## Instructions for the task
Copy out all the lines of the data that hold the word "Help".

Page and application data records:
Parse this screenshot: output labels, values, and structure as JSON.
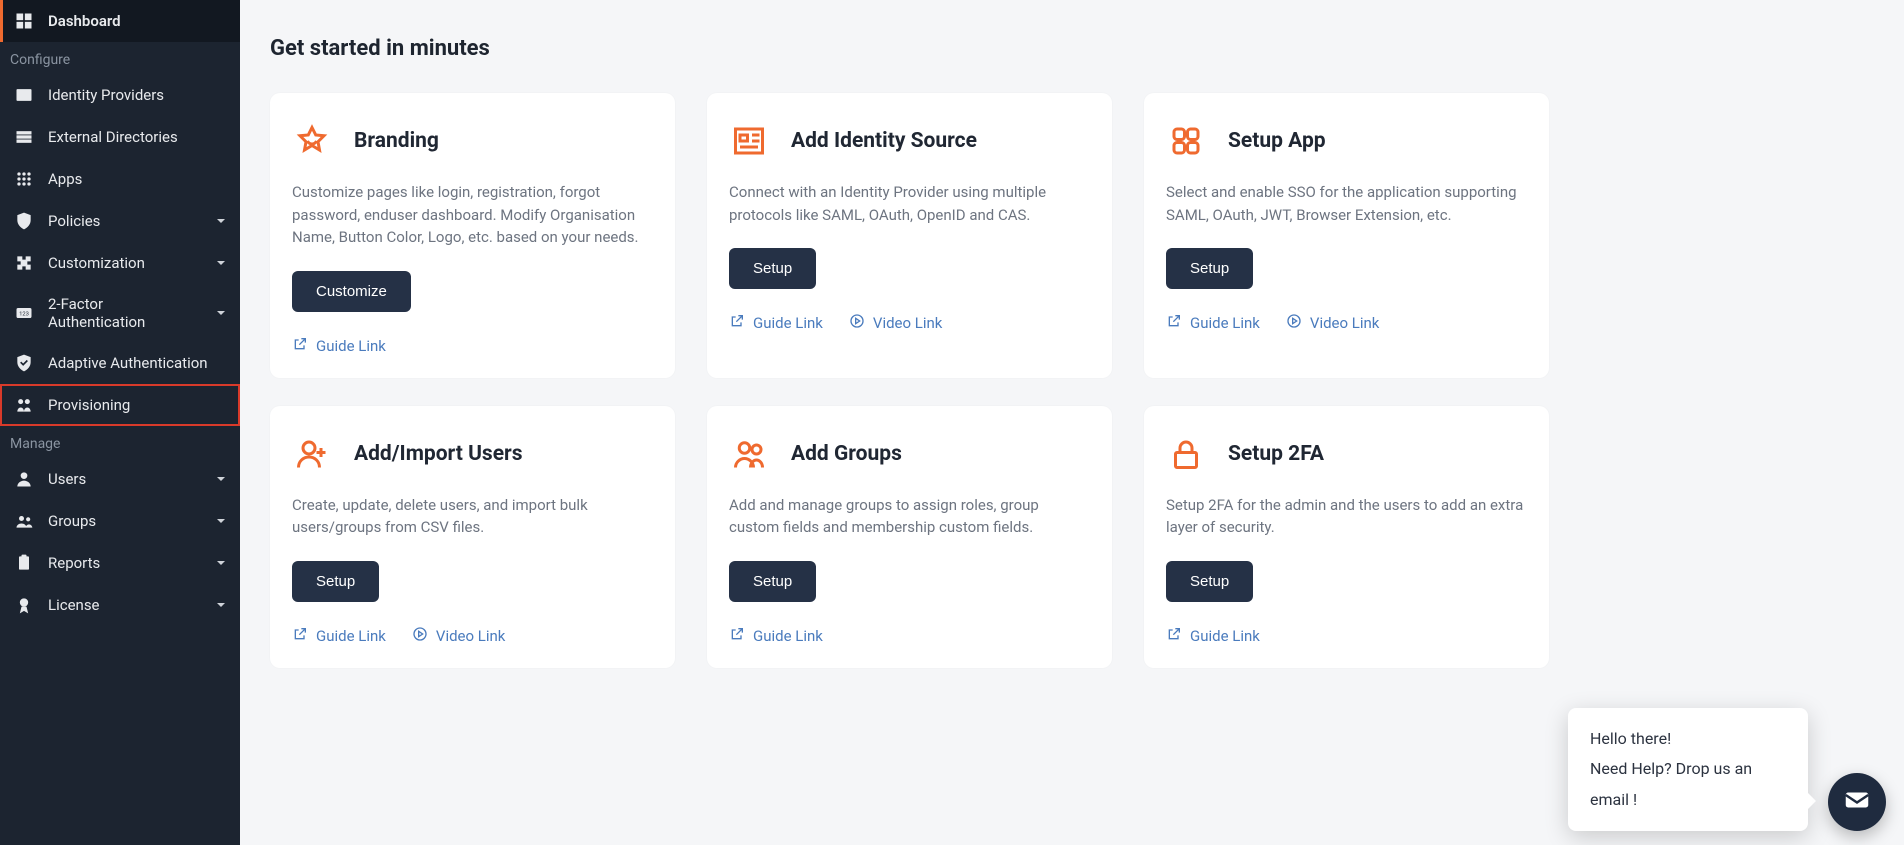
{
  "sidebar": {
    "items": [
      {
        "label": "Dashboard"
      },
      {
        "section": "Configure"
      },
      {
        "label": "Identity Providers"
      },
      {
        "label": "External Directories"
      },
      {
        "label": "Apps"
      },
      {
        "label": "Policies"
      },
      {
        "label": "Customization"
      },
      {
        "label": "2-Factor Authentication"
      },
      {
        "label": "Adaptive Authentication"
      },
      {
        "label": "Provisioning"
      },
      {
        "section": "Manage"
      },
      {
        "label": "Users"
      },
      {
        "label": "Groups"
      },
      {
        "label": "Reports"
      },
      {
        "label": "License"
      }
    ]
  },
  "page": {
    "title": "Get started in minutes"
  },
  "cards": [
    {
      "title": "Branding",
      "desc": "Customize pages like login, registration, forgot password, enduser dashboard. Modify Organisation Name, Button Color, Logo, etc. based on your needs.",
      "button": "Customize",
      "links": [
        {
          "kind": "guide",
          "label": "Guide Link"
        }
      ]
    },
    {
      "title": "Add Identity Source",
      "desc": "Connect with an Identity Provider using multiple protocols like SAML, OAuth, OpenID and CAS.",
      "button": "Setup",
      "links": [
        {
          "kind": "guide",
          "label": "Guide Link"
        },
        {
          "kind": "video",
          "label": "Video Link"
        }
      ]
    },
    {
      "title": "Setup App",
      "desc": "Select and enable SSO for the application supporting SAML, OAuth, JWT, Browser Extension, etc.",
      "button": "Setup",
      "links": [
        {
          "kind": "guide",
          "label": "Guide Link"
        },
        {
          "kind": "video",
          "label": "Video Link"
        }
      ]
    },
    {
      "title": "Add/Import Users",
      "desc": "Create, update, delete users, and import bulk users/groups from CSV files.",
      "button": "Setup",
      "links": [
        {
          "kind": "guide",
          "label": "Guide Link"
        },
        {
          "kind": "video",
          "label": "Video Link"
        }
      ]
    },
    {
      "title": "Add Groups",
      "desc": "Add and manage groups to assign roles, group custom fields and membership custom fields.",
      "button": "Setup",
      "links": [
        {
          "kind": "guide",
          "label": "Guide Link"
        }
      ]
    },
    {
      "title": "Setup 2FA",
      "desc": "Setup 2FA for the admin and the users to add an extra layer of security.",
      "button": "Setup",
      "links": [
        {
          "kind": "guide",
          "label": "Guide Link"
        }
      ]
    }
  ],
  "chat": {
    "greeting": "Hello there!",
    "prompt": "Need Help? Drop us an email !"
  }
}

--

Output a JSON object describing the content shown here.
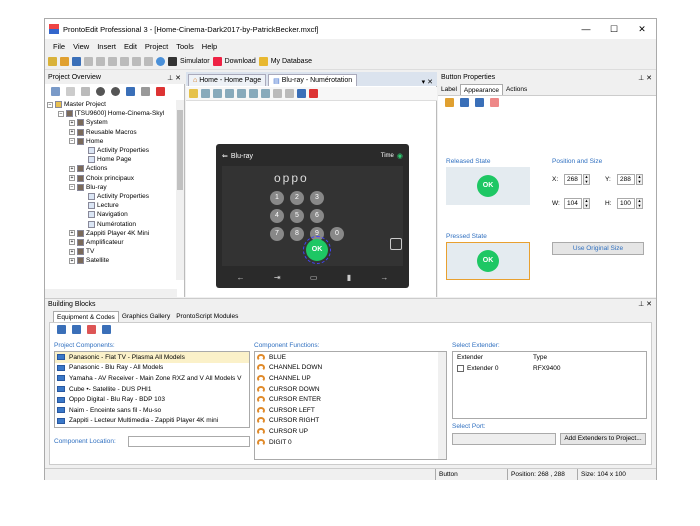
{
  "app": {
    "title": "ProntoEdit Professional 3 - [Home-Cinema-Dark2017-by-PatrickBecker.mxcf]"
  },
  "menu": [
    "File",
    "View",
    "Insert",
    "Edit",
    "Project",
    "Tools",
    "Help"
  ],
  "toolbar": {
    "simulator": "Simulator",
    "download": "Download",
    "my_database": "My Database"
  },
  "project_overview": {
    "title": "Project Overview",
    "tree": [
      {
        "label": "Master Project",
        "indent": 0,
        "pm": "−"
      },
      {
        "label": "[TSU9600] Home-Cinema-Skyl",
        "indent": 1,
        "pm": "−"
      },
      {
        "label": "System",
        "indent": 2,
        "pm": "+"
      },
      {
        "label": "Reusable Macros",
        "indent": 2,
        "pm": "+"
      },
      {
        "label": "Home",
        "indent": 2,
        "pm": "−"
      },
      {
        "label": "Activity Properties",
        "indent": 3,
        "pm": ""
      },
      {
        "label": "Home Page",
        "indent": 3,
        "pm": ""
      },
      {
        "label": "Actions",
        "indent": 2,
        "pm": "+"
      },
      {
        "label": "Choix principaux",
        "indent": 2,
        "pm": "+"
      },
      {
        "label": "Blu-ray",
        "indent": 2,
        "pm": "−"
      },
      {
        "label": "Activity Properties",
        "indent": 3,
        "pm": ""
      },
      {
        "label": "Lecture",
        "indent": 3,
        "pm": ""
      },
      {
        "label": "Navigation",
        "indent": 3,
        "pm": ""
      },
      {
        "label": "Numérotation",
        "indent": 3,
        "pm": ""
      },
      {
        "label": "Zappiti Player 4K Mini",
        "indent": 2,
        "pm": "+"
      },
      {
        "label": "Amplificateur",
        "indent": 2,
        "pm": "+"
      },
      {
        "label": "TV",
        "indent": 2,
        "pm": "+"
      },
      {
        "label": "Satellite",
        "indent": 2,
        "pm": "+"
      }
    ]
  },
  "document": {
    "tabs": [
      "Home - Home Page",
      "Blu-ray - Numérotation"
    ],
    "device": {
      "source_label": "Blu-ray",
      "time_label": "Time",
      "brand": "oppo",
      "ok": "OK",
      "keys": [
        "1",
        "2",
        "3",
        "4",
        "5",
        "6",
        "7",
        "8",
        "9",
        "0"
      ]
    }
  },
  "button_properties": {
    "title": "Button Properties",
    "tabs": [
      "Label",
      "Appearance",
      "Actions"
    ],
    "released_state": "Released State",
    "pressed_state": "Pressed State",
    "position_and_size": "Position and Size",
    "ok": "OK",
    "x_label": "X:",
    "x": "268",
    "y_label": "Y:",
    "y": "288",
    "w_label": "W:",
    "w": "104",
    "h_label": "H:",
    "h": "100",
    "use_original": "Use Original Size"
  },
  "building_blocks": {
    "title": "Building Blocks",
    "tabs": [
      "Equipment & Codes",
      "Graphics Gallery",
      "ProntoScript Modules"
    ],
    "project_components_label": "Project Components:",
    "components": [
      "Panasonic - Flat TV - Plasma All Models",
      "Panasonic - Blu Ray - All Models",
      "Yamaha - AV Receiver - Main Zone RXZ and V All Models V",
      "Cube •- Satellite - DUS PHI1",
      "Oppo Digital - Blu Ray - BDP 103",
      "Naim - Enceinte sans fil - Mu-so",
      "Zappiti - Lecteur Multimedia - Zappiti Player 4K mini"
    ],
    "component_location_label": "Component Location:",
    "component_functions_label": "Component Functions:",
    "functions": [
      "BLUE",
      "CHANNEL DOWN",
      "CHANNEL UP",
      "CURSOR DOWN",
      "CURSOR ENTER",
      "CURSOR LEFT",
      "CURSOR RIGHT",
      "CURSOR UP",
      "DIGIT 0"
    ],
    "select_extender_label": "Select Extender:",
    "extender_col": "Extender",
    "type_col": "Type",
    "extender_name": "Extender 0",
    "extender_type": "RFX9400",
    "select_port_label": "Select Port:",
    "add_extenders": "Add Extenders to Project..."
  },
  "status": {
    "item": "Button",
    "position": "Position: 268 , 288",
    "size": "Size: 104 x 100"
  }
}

## Task answer
    "prompt": "Need Help? Drop us an email !"
    "Help"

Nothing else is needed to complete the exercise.